March 11, 2011

A Suggestion From Putin Throws Biden Off Balance -

A Suggestion From Putin Throws Biden Off Balance -
MOSCOW — When Vice President Joseph R. Biden Jr. sat down for his meeting with Vladimir V. Putin this week, the Russian prime minister opened with a curveball.
Rather than reiterating the joint projects on the table — cooperation on missile defense and Russia’s accession to the World Trade Organization, among others — Mr. Putin cheerily suggested a brand new idea: dropping visa requirements between Russia and the United States.
Mr. Biden responded quietly, almost reflexively, “Good idea,” and Mr. Putin seized on the response, saying that tossing out visa requirements would “break all the stereotypes concerning Russia and the U.S.” He referred admiringly to Mr. Biden’s “clout” within the Obama administration and said he hoped Mr. Biden would make the case for the change in Washington.
As Mr. Biden’s advisers looked on with stunned expressions, the vice president hastily backpedaled, explaining that he did not decide such matters.
“Mr. Prime Minister, in case you haven’t noticed, there’s a real difference between being president and vice president,” he said, perhaps referring to the structure of Russia’s leadership, in which Mr. Putin occupies the country’s second-highest post but is widely viewed as its paramount leader.
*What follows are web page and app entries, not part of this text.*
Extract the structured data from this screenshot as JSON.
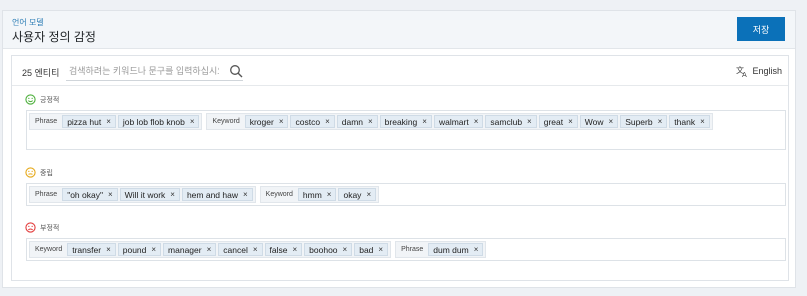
{
  "header": {
    "breadcrumb": "언어 모델",
    "title": "사용자 정의 감정",
    "save_label": "저장"
  },
  "toolbar": {
    "entity_count": "25 엔티티",
    "search_placeholder": "검색하려는 키워드나 문구를 입력하십시오",
    "language_label": "English"
  },
  "colors": {
    "primary_button": "#0b71b9",
    "positive": "#4caf3a",
    "neutral": "#e6a817",
    "negative": "#e23b3b"
  },
  "sections": [
    {
      "label": "긍정적",
      "icon": "smile-face-icon",
      "groups": [
        {
          "type": "Phrase",
          "items": [
            "pizza hut",
            "job lob flob knob"
          ]
        },
        {
          "type": "Keyword",
          "items": [
            "kroger",
            "costco",
            "damn",
            "breaking",
            "walmart",
            "samclub",
            "great",
            "Wow",
            "Superb",
            "thank"
          ]
        }
      ]
    },
    {
      "label": "중립",
      "icon": "neutral-face-icon",
      "groups": [
        {
          "type": "Phrase",
          "items": [
            "\"oh okay\"",
            "Will it work",
            "hem and haw"
          ]
        },
        {
          "type": "Keyword",
          "items": [
            "hmm",
            "okay"
          ]
        }
      ]
    },
    {
      "label": "부정적",
      "icon": "sad-face-icon",
      "groups": [
        {
          "type": "Keyword",
          "items": [
            "transfer",
            "pound",
            "manager",
            "cancel",
            "false",
            "boohoo",
            "bad"
          ]
        },
        {
          "type": "Phrase",
          "items": [
            "dum dum"
          ]
        }
      ]
    }
  ],
  "chip_remove_symbol": "×"
}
Then the vice president changed the subject.
Many Western news outlets let the moment pass — though the two sides are working on liberalizing visa requirements, the notion of dropping them any time soon is far-fetched. But the Russian press on Friday reported Mr. Putin’s proposal as the top news from Mr. Biden’s visit, displacing coverage of the vice president’s public criticism of Russia’s legal and political systems.
The consensus seemed to be that the prime minister had succeeded in disarming his visitor.
In the daily newspaper Kommersant, a reporter, Andrei Kolesnikov, took some liberties with Mr. Biden’s momentary loss of footing, telling readers: “‘Yes,’ said Mr. Biden, quickly writing something in his notebook (either Mr. Putin’s idea, or some phrase like, ‘Joe, get ahold of yourself! Give him a good answer! You are the vice president of a great country!’)”
Dmitri V. Trenin, director of the Carnegie Moscow Center, said Mr. Putin’s suggestion was probably aimed at dominating Friday’s news cycle. He described it as a “successful operation.”
“As a way to attract attention, yes, it worked,” Mr. Trenin said. “As a way to knock someone off course, maybe it also worked.”
Interactions between Mr. Putin and foreign leaders are scrutinized here as an especially revealing type of political theater. It was 10 years ago that President George W. Bush remarked warmly, after one of his first meetings with a still little-known Mr. Putin, “I looked the man in the eye. I was able to get a sense of his soul.”
When President Obama visited Russia in July 2009, his breakfast with Mr. Putin ran for two hours, the first of which was largely an uninterrupted monologue delivered by Mr. Putin, aides said afterward.
After Mr. Putin and Mr. Biden met privately for 15 minutes in Mr. Putin’s office. On Thursday, a senior American administration official, speaking on condition of anonymity, described the meeting as “a serious discussion about serious issues,” including cooperation on missile defense, accession to the World Trade Organization, Georgia, Afghanistan and energy policy. Later, in meetings with opposition leaders, Mr. Biden made it clear that the ice did not break between the two men, one of the people who attended told the newspaper Vedomosti.
“Biden told us that he looked into Putin’s eyes, but he did not see a soul,” said Leonid Gozman, one of the leaders of the Just Cause Party.
On Friday, Mr. Biden continued to Moldova, a former Soviet republic where a pro-Western coalition took power in 2009, displacing an old-guard Communist leadership. Addressing an overflow crowd in Opera House Square in the capital, Chisnau, where young demonstrators gathered two years ago in what became known as the “Twitter Revolution,” Mr. Biden linked Moldova’s transition to the popular uprisings that have upended North Africa and the Middle East.
He said he was glad “to be here at this transformative moment in your history, and quite frankly in the history of the world. Freedom is in the air, and democracy is emerging in countries that for generations have known nothing but authoritarian rule.”